Monday of the Fifth Week of Lent
The forgiveness heals
Jesus …early in the morning he arrived again in the temple area, and all the people started coming to him, and he sat down and taught them. Then the scribes and the Pharisees brought a woman who had been caught in adultery and made her stand in the middle. They said to him, “Teacher, this woman was caught in the very act of committing adultery. Now in the law, Moses commanded us to stone such women. So what do you say?” They said this to test him, so …Jesus bent down and began to write on the ground with his finger. But when they continued asking him, he straightened up and said to them, “Let the one among you who is without sin be the first to throw a stone at her.” Again he bent down and wrote on the ground. And in response, they went away one by one, beginning with the elders. So he was left alone with the woman before him. Then Jesus straightened up and said to her, “Woman, where are they? Has no one condemned you?” She replied, “No one, sir.” Then Jesus said, “Neither do I condemn you. Go, (and) from now on do not sin anymore.” Jn 8,1-11
Today, Jesus is seated and he is preaching to the crowd. We do not know the subject of his teaching, but the development of the events leads us to believe that he is talking about the “mercy” and the “forgiveness”. In fact, there is a key word in this passage, which binds the content of his speech to the test to which he is submitted by the scribes and pharisees. It is the word “then”: “Then they brought a woman caught in adultery ” …”Teacher – they say to him – this woman was caught in the very act of committing adultery. Now in the law, Moses commanded us to stone such women. So what do you think?”. Jesus is in the difficult situation of evading the law or of refusing by facts what he is teaching.
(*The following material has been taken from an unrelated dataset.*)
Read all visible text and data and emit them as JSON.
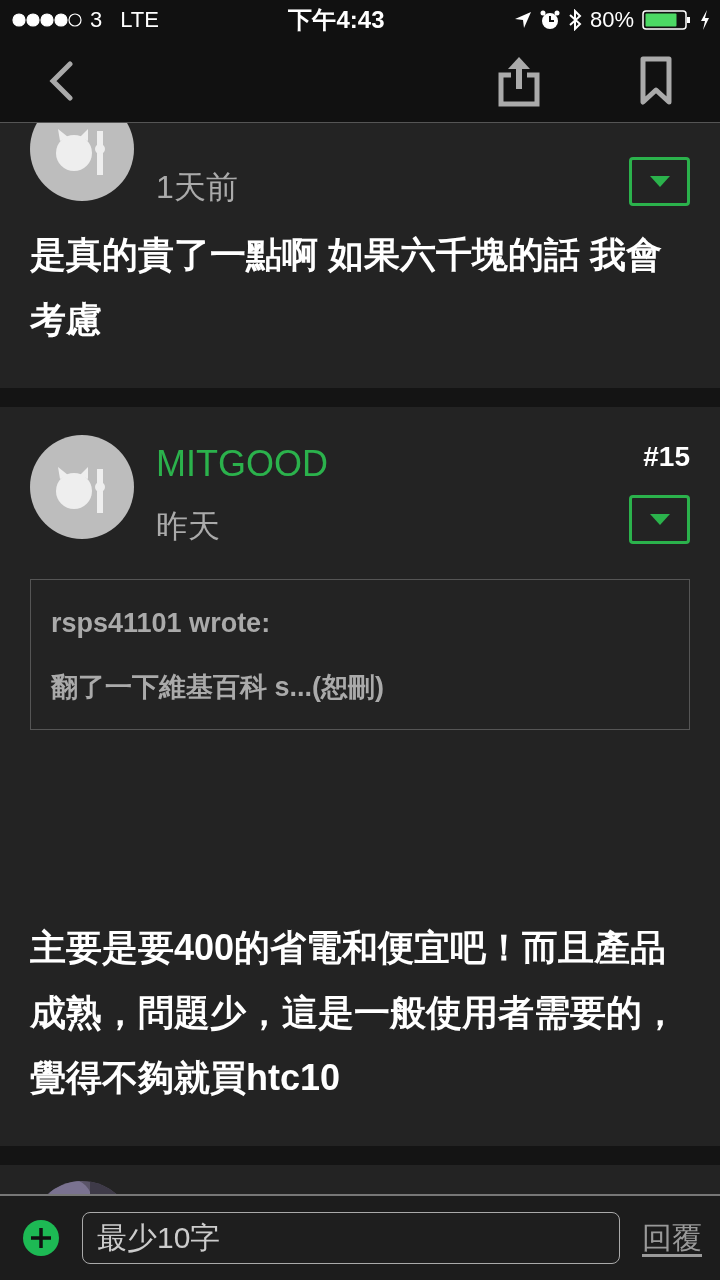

He could have taken the ball to announce that, with the advent of the messianic times, the law of Moses became obsolete and it was superseded by that of the love, of the mercy and of the forgiveness, but he would have cast pearls before swine without resolving the situation of the moment. He decides, then, to continue to talk about the mercy and the forgiveness, as also the scribes and the pharisees are sinners and need to be forgiven: “Let the one among you who is without sin be the first to throw a stone at her”. Then, one by one, they all go and Jesus is the only one with the woman, as he was left alone with the samaritan woman at the well and with the blind man at the pool of Siloam. When Jesus encounters alone, “face to face” with a person, wonderful things always happen and so it happens with the adulteress: “Woman, where are they? Has no one condemned you?”. The woman, then, conscious of having been forgiven, captures the truth that Jesus is the Lord of mercy and answers: “No one, sir”. And Jesus said to her: “Neither do I condemn you. Go, (and) from now on do not sin any more”. It is not a suggestion, it is an order as that one of the resurrection of Lazarus: “Lazarus, come out” (Jn 11,43). It is a healing. The forgiveness is always a recovery from any mental and spiritual illness.